It’s easy to fall in love with a historic home. Whether it’s been well maintained or needs to be fully renovated, the allure and enchantment prevail. But old homes come with unique challenges, such as incorporating modern comforts like air conditioning. It is possible to add AC to an historic home without disturbing the architecture or the integrity of the home? There are a few options to choose from when it comes to central AC installation in an older home, and your choice will likely come down to pricing and aesthetics.
Central Air Conditioning: The Cost Effective Option
Pros: Less expensive than more specialized systems, energy efficient, and controls humidity.
Cons: Ductwork takes up space in both rooms and closets and the outdoor unit may distract from the historic look.
Pricing for central air conditioners comes down to efficiency or the SEER (Seasonal Energy Efficiency Ratio) rating.

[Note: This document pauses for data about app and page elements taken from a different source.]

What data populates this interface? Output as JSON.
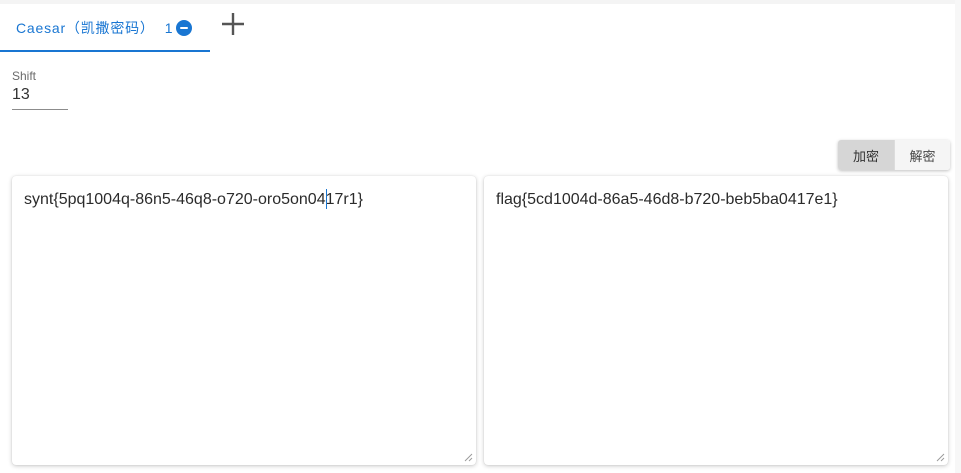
{
  "tab": {
    "label": "Caesar（凯撒密码）",
    "count": "1"
  },
  "icons": {
    "remove": "minus-circle-icon",
    "add": "plus-icon",
    "resize": "resize-grip-icon"
  },
  "shift": {
    "label": "Shift",
    "value": "13"
  },
  "mode": {
    "encrypt_label": "加密",
    "decrypt_label": "解密",
    "selected": "加密"
  },
  "input_text": "synt{5pq1004q-86n5-46q8-o720-oro5on0417r1}",
  "output_text": "flag{5cd1004d-86a5-46d8-b720-beb5ba0417e1}",
  "colors": {
    "accent": "#1976d2",
    "selected_button": "#d6d6d6"
  }
}
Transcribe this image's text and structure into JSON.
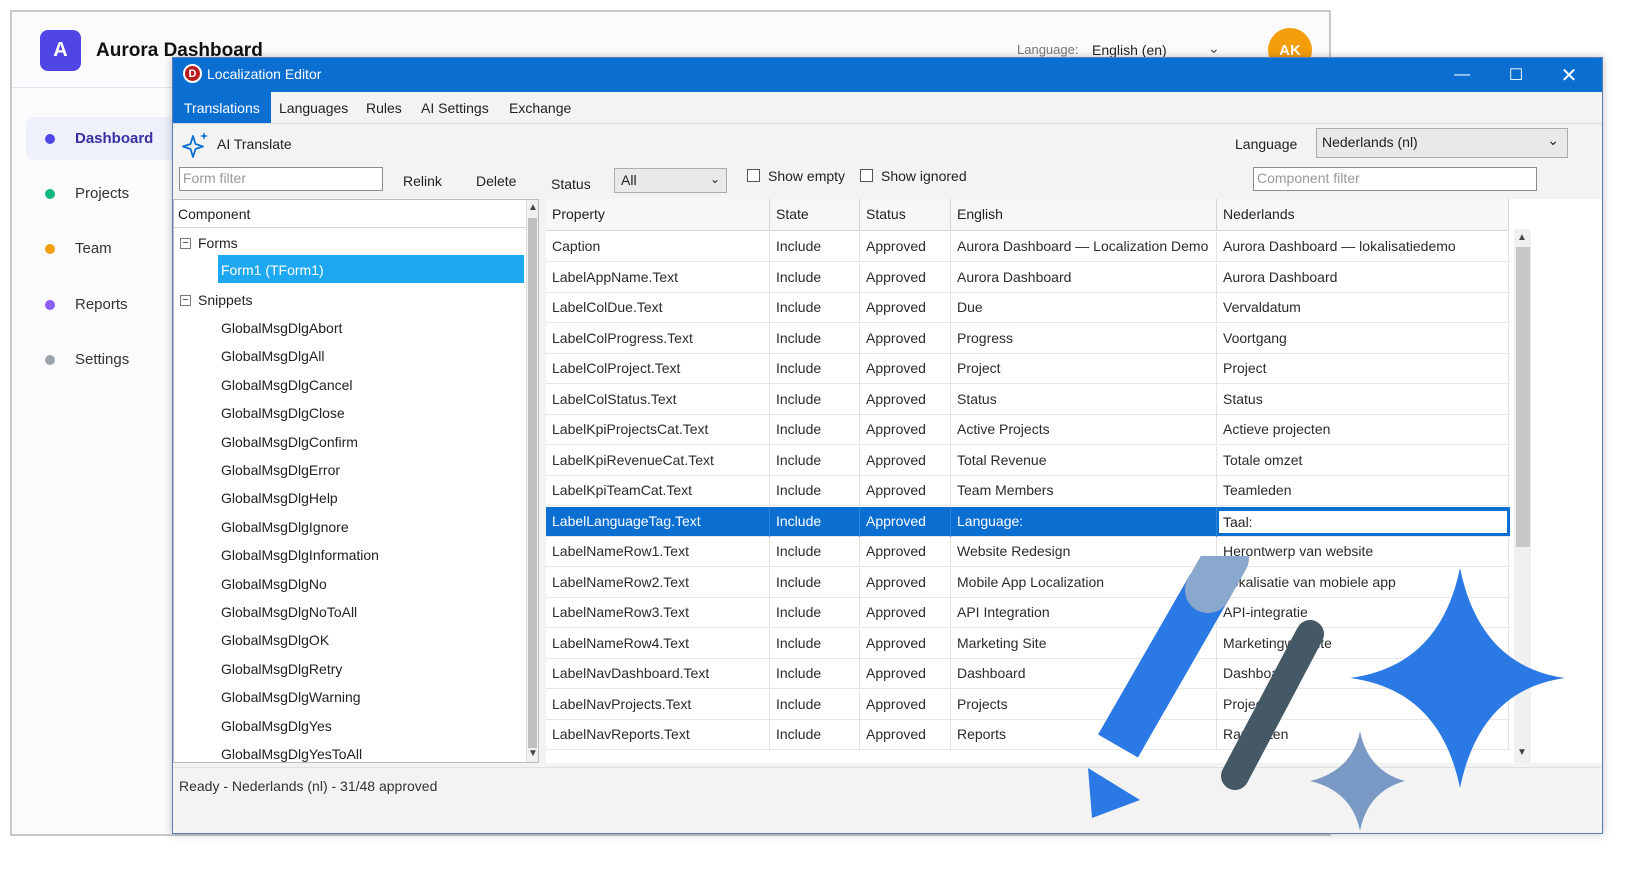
{
  "background_app": {
    "logo_letter": "A",
    "title": "Aurora Dashboard",
    "language_label": "Language:",
    "language_value": "English (en)",
    "avatar_initials": "AK",
    "nav": [
      {
        "label": "Dashboard",
        "color": "#4f46e5",
        "active": true
      },
      {
        "label": "Projects",
        "color": "#10b981"
      },
      {
        "label": "Team",
        "color": "#f59e0b"
      },
      {
        "label": "Reports",
        "color": "#8b5cf6"
      },
      {
        "label": "Settings",
        "color": "#9ca3af"
      }
    ]
  },
  "editor": {
    "title": "Localization Editor",
    "app_icon_letter": "D",
    "tabs": [
      {
        "label": "Translations",
        "active": true
      },
      {
        "label": "Languages"
      },
      {
        "label": "Rules"
      },
      {
        "label": "AI Settings"
      },
      {
        "label": "Exchange"
      }
    ],
    "ai_translate_label": "AI Translate",
    "language_label": "Language",
    "language_value": "Nederlands (nl)",
    "form_filter_placeholder": "Form filter",
    "relink_label": "Relink",
    "delete_label": "Delete",
    "status_label": "Status",
    "status_value": "All",
    "show_empty_label": "Show empty",
    "show_ignored_label": "Show ignored",
    "component_filter_placeholder": "Component filter",
    "tree": {
      "header": "Component",
      "forms_label": "Forms",
      "form_item": "Form1 (TForm1)",
      "snippets_label": "Snippets",
      "snippets": [
        "GlobalMsgDlgAbort",
        "GlobalMsgDlgAll",
        "GlobalMsgDlgCancel",
        "GlobalMsgDlgClose",
        "GlobalMsgDlgConfirm",
        "GlobalMsgDlgError",
        "GlobalMsgDlgHelp",
        "GlobalMsgDlgIgnore",
        "GlobalMsgDlgInformation",
        "GlobalMsgDlgNo",
        "GlobalMsgDlgNoToAll",
        "GlobalMsgDlgOK",
        "GlobalMsgDlgRetry",
        "GlobalMsgDlgWarning",
        "GlobalMsgDlgYes",
        "GlobalMsgDlgYesToAll"
      ]
    },
    "grid": {
      "columns": [
        "Property",
        "State",
        "Status",
        "English",
        "Nederlands"
      ],
      "selected_row": 9,
      "rows": [
        [
          "Caption",
          "Include",
          "Approved",
          "Aurora Dashboard — Localization Demo",
          "Aurora Dashboard — lokalisatiedemo"
        ],
        [
          "LabelAppName.Text",
          "Include",
          "Approved",
          "Aurora Dashboard",
          "Aurora Dashboard"
        ],
        [
          "LabelColDue.Text",
          "Include",
          "Approved",
          "Due",
          "Vervaldatum"
        ],
        [
          "LabelColProgress.Text",
          "Include",
          "Approved",
          "Progress",
          "Voortgang"
        ],
        [
          "LabelColProject.Text",
          "Include",
          "Approved",
          "Project",
          "Project"
        ],
        [
          "LabelColStatus.Text",
          "Include",
          "Approved",
          "Status",
          "Status"
        ],
        [
          "LabelKpiProjectsCat.Text",
          "Include",
          "Approved",
          "Active Projects",
          "Actieve projecten"
        ],
        [
          "LabelKpiRevenueCat.Text",
          "Include",
          "Approved",
          "Total Revenue",
          "Totale omzet"
        ],
        [
          "LabelKpiTeamCat.Text",
          "Include",
          "Approved",
          "Team Members",
          "Teamleden"
        ],
        [
          "LabelLanguageTag.Text",
          "Include",
          "Approved",
          "Language:",
          "Taal:"
        ],
        [
          "LabelNameRow1.Text",
          "Include",
          "Approved",
          "Website Redesign",
          "Herontwerp van website"
        ],
        [
          "LabelNameRow2.Text",
          "Include",
          "Approved",
          "Mobile App Localization",
          "Lokalisatie van mobiele app"
        ],
        [
          "LabelNameRow3.Text",
          "Include",
          "Approved",
          "API Integration",
          "API-integratie"
        ],
        [
          "LabelNameRow4.Text",
          "Include",
          "Approved",
          "Marketing Site",
          "Marketingwebsite"
        ],
        [
          "LabelNavDashboard.Text",
          "Include",
          "Approved",
          "Dashboard",
          "Dashboard"
        ],
        [
          "LabelNavProjects.Text",
          "Include",
          "Approved",
          "Projects",
          "Projecten"
        ],
        [
          "LabelNavReports.Text",
          "Include",
          "Approved",
          "Reports",
          "Rapporten"
        ]
      ]
    },
    "status_bar": "Ready - Nederlands (nl) - 31/48 approved"
  },
  "colors": {
    "titlebar": "#0b6fd2",
    "selection": "#0b6fd2",
    "tree_selection": "#1fa8f2",
    "pencil": "#2a79e4",
    "sparkle_large": "#2a79e4",
    "sparkle_small": "#7a99c4",
    "slash": "#445866"
  },
  "overlay_icons": [
    "pencil-icon",
    "slash-icon",
    "sparkle-icon"
  ]
}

The more efficient the system, the higher the price. A SEER of 16 or higher is considered to be a high-efficiency system, but the ratings go as high as 18-20 for some models. More expensive models also do a better job of controlling humidity, which is important to the preservation of historic homes.
Installing ductwork in an existing home means sacrificing closet space and may require boxing in corners of rooms or lowering ceilings. This may disrupt the authenticity of the historic interior design.

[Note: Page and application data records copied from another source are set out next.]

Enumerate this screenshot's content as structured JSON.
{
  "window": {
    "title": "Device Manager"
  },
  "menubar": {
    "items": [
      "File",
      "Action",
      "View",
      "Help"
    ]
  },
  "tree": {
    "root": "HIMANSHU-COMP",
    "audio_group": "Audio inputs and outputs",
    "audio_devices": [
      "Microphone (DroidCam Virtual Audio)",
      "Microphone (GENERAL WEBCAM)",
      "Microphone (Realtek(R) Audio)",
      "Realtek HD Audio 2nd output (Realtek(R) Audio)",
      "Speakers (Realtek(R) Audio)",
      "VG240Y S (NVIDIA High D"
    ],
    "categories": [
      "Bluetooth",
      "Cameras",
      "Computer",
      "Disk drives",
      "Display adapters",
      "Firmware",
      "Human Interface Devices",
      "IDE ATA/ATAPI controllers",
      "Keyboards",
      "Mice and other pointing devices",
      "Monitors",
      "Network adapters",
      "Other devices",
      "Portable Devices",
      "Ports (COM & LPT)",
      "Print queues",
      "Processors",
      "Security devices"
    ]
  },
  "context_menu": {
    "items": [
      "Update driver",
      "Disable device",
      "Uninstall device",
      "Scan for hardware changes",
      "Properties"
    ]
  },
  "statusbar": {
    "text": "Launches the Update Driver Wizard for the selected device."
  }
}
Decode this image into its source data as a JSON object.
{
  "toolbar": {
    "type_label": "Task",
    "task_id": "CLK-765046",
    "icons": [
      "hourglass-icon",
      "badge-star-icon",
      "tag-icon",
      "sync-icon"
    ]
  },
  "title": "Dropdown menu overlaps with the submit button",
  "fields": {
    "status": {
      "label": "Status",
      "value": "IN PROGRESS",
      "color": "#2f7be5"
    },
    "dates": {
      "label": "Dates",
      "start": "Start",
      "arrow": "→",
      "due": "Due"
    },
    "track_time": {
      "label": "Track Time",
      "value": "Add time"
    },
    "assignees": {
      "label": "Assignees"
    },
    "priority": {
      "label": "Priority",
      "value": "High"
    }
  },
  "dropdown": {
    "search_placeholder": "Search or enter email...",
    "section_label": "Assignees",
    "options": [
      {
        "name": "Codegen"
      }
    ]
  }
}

Mini-Duct Air Conditioning: The Space Saving Option
Pros: Small ducts take up less space and are less intrusive to install.
Cons: Strong air flow from vents means less flexibility for furniture arrangement.

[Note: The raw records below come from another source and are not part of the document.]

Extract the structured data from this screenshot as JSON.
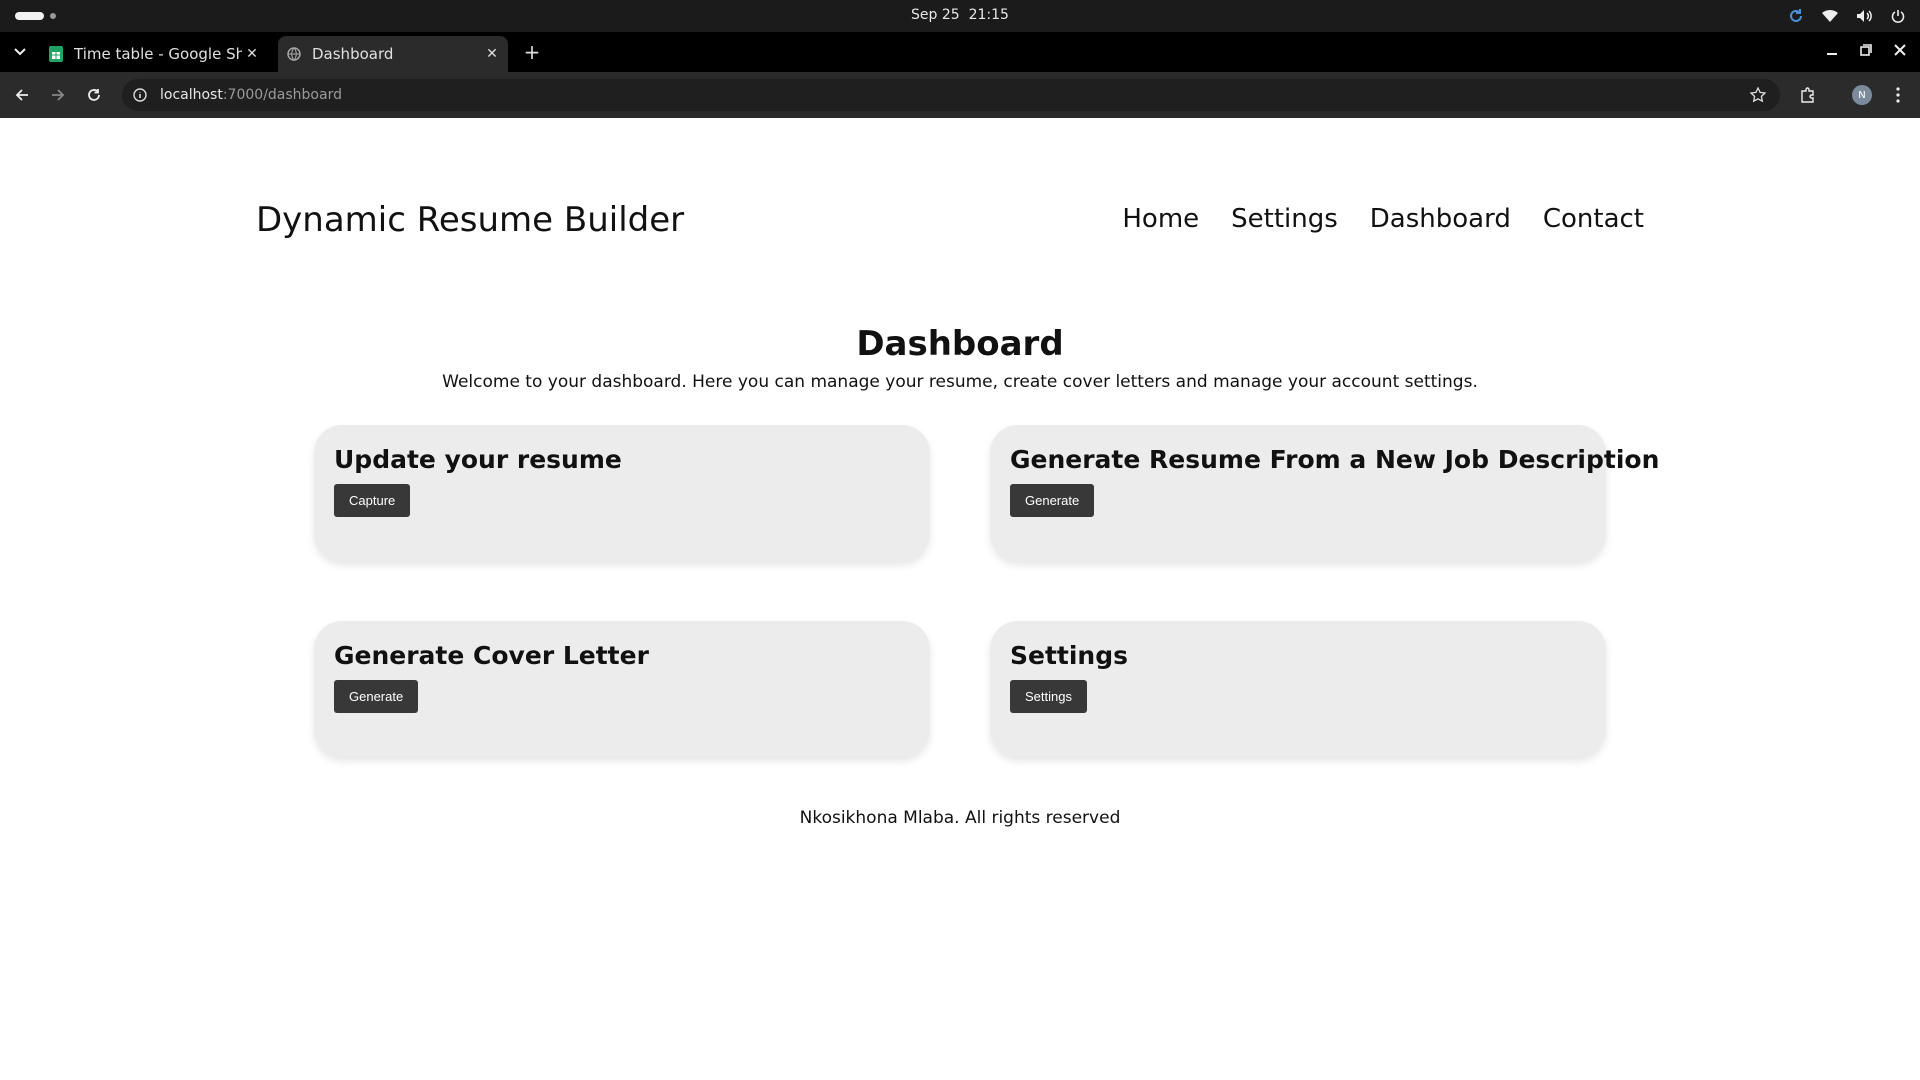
{
  "os": {
    "date": "Sep 25",
    "time": "21:15"
  },
  "browser": {
    "tabs": [
      {
        "title": "Time table - Google Shee",
        "icon": "google-sheets-icon",
        "active": false
      },
      {
        "title": "Dashboard",
        "icon": "globe-icon",
        "active": true
      }
    ],
    "url_host": "localhost",
    "url_path": ":7000/dashboard",
    "profile_initial": "N"
  },
  "site": {
    "title": "Dynamic Resume Builder",
    "nav": [
      "Home",
      "Settings",
      "Dashboard",
      "Contact"
    ]
  },
  "dashboard": {
    "title": "Dashboard",
    "subtitle": "Welcome to your dashboard. Here you can manage your resume, create cover letters and manage your account settings.",
    "cards": [
      {
        "title": "Update your resume",
        "button": "Capture"
      },
      {
        "title": "Generate Resume From a New Job Description",
        "button": "Generate"
      },
      {
        "title": "Generate Cover Letter",
        "button": "Generate"
      },
      {
        "title": "Settings",
        "button": "Settings"
      }
    ]
  },
  "footer": "Nkosikhona Mlaba. All rights reserved",
  "colors": {
    "card_bg": "#ececec",
    "button_bg": "#383838",
    "browser_dark": "#2b2b2b"
  }
}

Mini-duct systems use 3 inch ducts that can be snaked through walls and floor joints so they are less conspicuous. No need to sacrifice closet space or square footage of rooms.
The small ductwork causes the cool air to come out fast and furious. You wouldn’t want to be sitting or sleeping right next to or under one of these vents. You may have to arrange your furniture accordingly.
Ductless Air Conditioning: The Quiet Option
Pros: Quiet operation, very little construction, and room-by-room cooling.
Cons: Pricier and modern looking.
Ductless systems mount to the wall and only require a small hole through which a pipe can fit to connect the indoor unit to the outdoor unit. Each room to be cooled requires its own indoor unit that can be set to whatever temperature is wanted on a room-by-room basis. No ductwork is required, meaning very little indoor construction. Fans operate quietly, making ductless systems as unobtrusive as possible.
Ductless systems are more expensive than central air conditioning, but the fewer number of rooms that require cooling, the less it will cost. If you can get away with only cooling bedrooms and most frequently used rooms, you can save a lot. The only other downside to ductless systems is that the wall unit looks very modern, which distracts from the historic look of the home and décor.
Trust Your Historic Home to Carolina Fuels
Every decision you make when renovating a historic home matters. Once you make a permanent change it can never be undone. Trust the beauty and integrity of your priceless home to the experts at Berico. Whether you choose central AC installation, a mini-duct system, or a ductless unit, you can count on your HVAC contractor to install it right. Call Berico for a free estimate: (336) 273-8663.